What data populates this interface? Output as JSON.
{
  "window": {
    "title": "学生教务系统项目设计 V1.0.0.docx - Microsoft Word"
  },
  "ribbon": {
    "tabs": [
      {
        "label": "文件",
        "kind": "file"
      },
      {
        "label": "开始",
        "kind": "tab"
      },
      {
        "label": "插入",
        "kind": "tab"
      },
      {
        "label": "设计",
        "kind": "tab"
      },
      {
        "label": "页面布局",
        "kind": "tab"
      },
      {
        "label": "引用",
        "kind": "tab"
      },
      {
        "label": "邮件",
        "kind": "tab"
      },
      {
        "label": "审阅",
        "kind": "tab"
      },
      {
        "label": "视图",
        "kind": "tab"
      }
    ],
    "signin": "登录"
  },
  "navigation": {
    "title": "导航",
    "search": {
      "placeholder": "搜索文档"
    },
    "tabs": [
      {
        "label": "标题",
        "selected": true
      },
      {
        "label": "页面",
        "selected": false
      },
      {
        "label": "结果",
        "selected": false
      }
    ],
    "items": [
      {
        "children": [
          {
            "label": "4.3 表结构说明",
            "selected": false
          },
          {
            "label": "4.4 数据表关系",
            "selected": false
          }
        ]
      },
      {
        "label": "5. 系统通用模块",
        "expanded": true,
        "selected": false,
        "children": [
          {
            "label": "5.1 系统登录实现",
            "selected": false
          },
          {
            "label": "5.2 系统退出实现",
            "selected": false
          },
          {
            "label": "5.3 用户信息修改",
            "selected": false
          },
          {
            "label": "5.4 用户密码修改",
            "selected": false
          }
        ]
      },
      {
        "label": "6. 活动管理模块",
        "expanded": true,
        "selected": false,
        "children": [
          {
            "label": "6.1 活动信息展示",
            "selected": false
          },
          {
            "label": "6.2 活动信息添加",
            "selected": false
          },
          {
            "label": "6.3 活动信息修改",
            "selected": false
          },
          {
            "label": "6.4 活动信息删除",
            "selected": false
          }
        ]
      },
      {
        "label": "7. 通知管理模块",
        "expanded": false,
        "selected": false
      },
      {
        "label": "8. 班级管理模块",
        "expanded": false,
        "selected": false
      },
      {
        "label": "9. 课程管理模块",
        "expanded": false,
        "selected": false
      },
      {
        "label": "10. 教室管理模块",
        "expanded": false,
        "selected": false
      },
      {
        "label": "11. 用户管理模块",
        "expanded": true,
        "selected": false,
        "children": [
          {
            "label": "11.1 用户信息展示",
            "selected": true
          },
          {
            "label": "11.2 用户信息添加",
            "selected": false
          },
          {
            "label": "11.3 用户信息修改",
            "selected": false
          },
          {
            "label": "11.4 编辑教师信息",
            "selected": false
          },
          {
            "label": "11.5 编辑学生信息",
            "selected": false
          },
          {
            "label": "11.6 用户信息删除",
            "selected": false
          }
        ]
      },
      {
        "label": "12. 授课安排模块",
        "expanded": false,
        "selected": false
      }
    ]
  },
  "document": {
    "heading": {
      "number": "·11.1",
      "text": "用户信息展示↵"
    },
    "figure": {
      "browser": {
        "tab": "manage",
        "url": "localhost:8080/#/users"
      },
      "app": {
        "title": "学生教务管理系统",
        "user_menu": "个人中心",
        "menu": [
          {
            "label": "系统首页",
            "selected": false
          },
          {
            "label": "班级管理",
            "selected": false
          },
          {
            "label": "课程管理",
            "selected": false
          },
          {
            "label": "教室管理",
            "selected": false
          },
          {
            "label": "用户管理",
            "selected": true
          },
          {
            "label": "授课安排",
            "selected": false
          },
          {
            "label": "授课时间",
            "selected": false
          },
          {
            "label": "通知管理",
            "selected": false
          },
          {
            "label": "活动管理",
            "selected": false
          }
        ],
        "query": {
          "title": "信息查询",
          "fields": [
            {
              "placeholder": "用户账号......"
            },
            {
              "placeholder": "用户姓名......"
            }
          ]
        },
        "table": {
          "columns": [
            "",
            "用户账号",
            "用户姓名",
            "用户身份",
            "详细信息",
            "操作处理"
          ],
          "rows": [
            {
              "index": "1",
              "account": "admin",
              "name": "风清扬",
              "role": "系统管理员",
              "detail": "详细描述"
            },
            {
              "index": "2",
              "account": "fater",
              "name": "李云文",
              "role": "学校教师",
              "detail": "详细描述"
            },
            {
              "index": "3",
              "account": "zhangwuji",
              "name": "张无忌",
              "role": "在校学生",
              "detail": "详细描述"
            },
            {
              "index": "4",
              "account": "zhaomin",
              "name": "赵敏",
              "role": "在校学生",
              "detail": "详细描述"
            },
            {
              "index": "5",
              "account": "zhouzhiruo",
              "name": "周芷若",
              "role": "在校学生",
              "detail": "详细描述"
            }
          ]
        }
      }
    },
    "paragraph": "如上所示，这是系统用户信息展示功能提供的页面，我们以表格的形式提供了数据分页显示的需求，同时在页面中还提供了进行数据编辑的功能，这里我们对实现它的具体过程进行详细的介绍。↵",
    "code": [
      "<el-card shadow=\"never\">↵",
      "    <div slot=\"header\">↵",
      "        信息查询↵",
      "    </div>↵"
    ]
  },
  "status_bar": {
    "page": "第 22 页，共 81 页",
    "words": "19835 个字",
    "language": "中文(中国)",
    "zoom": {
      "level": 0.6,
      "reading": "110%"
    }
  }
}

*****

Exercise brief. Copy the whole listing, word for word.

Answer to the exercise.
What data populates this interface? Output as JSON.
{
  "window": {
    "title": "学生教务系统项目设计 V1.0.0.docx - Microsoft Word"
  },
  "ribbon": {
    "tabs": [
      {
        "label": "文件",
        "kind": "file"
      },
      {
        "label": "开始",
        "kind": "tab"
      },
      {
        "label": "插入",
        "kind": "tab"
      },
      {
        "label": "设计",
        "kind": "tab"
      },
      {
        "label": "页面布局",
        "kind": "tab"
      },
      {
        "label": "引用",
        "kind": "tab"
      },
      {
        "label": "邮件",
        "kind": "tab"
      },
      {
        "label": "审阅",
        "kind": "tab"
      },
      {
        "label": "视图",
        "kind": "tab"
      }
    ],
    "signin": "登录"
  },
  "navigation": {
    "title": "导航",
    "search": {
      "placeholder": "搜索文档"
    },
    "tabs": [
      {
        "label": "标题",
        "selected": true
      },
      {
        "label": "页面",
        "selected": false
      },
      {
        "label": "结果",
        "selected": false
      }
    ],
    "items": [
      {
        "children": [
          {
            "label": "4.3 表结构说明",
            "selected": false
          },
          {
            "label": "4.4 数据表关系",
            "selected": false
          }
        ]
      },
      {
        "label": "5. 系统通用模块",
        "expanded": true,
        "selected": false,
        "children": [
          {
            "label": "5.1 系统登录实现",
            "selected": false
          },
          {
            "label": "5.2 系统退出实现",
            "selected": false
          },
          {
            "label": "5.3 用户信息修改",
            "selected": false
          },
          {
            "label": "5.4 用户密码修改",
            "selected": false
          }
        ]
      },
      {
        "label": "6. 活动管理模块",
        "expanded": true,
        "selected": false,
        "children": [
          {
            "label": "6.1 活动信息展示",
            "selected": false
          },
          {
            "label": "6.2 活动信息添加",
            "selected": false
          },
          {
            "label": "6.3 活动信息修改",
            "selected": false
          },
          {
            "label": "6.4 活动信息删除",
            "selected": false
          }
        ]
      },
      {
        "label": "7. 通知管理模块",
        "expanded": false,
        "selected": false
      },
      {
        "label": "8. 班级管理模块",
        "expanded": false,
        "selected": false
      },
      {
        "label": "9. 课程管理模块",
        "expanded": false,
        "selected": false
      },
      {
        "label": "10. 教室管理模块",
        "expanded": false,
        "selected": false
      },
      {
        "label": "11. 用户管理模块",
        "expanded": true,
        "selected": false,
        "children": [
          {
            "label": "11.1 用户信息展示",
            "selected": true
          },
          {
            "label": "11.2 用户信息添加",
            "selected": false
          },
          {
            "label": "11.3 用户信息修改",
            "selected": false
          },
          {
            "label": "11.4 编辑教师信息",
            "selected": false
          },
          {
            "label": "11.5 编辑学生信息",
            "selected": false
          },
          {
            "label": "11.6 用户信息删除",
            "selected": false
          }
        ]
      },
      {
        "label": "12. 授课安排模块",
        "expanded": false,
        "selected": false
      }
    ]
  },
  "document": {
    "heading": {
      "number": "·11.1",
      "text": "用户信息展示↵"
    },
    "figure": {
      "browser": {
        "tab": "manage",
        "url": "localhost:8080/#/users"
      },
      "app": {
        "title": "学生教务管理系统",
        "user_menu": "个人中心",
        "menu": [
          {
            "label": "系统首页",
            "selected": false
          },
          {
            "label": "班级管理",
            "selected": false
          },
          {
            "label": "课程管理",
            "selected": false
          },
          {
            "label": "教室管理",
            "selected": false
          },
          {
            "label": "用户管理",
            "selected": true
          },
          {
            "label": "授课安排",
            "selected": false
          },
          {
            "label": "授课时间",
            "selected": false
          },
          {
            "label": "通知管理",
            "selected": false
          },
          {
            "label": "活动管理",
            "selected": false
          }
        ],
        "query": {
          "title": "信息查询",
          "fields": [
            {
              "placeholder": "用户账号......"
            },
            {
              "placeholder": "用户姓名......"
            }
          ]
        },
        "table": {
          "columns": [
            "",
            "用户账号",
            "用户姓名",
            "用户身份",
            "详细信息",
            "操作处理"
          ],
          "rows": [
            {
              "index": "1",
              "account": "admin",
              "name": "风清扬",
              "role": "系统管理员",
              "detail": "详细描述"
            },
            {
              "index": "2",
              "account": "fater",
              "name": "李云文",
              "role": "学校教师",
              "detail": "详细描述"
            },
            {
              "index": "3",
              "account": "zhangwuji",
              "name": "张无忌",
              "role": "在校学生",
              "detail": "详细描述"
            },
            {
              "index": "4",
              "account": "zhaomin",
              "name": "赵敏",
              "role": "在校学生",
              "detail": "详细描述"
            },
            {
              "index": "5",
              "account": "zhouzhiruo",
              "name": "周芷若",
              "role": "在校学生",
              "detail": "详细描述"
            }
          ]
        }
      }
    },
    "paragraph": "如上所示，这是系统用户信息展示功能提供的页面，我们以表格的形式提供了数据分页显示的需求，同时在页面中还提供了进行数据编辑的功能，这里我们对实现它的具体过程进行详细的介绍。↵",
    "code": [
      "<el-card shadow=\"never\">↵",
      "    <div slot=\"header\">↵",
      "        信息查询↵",
      "    </div>↵"
    ]
  },
  "status_bar": {
    "page": "第 22 页，共 81 页",
    "words": "19835 个字",
    "language": "中文(中国)",
    "zoom": {
      "level": 0.6,
      "reading": "110%"
    }
  }
}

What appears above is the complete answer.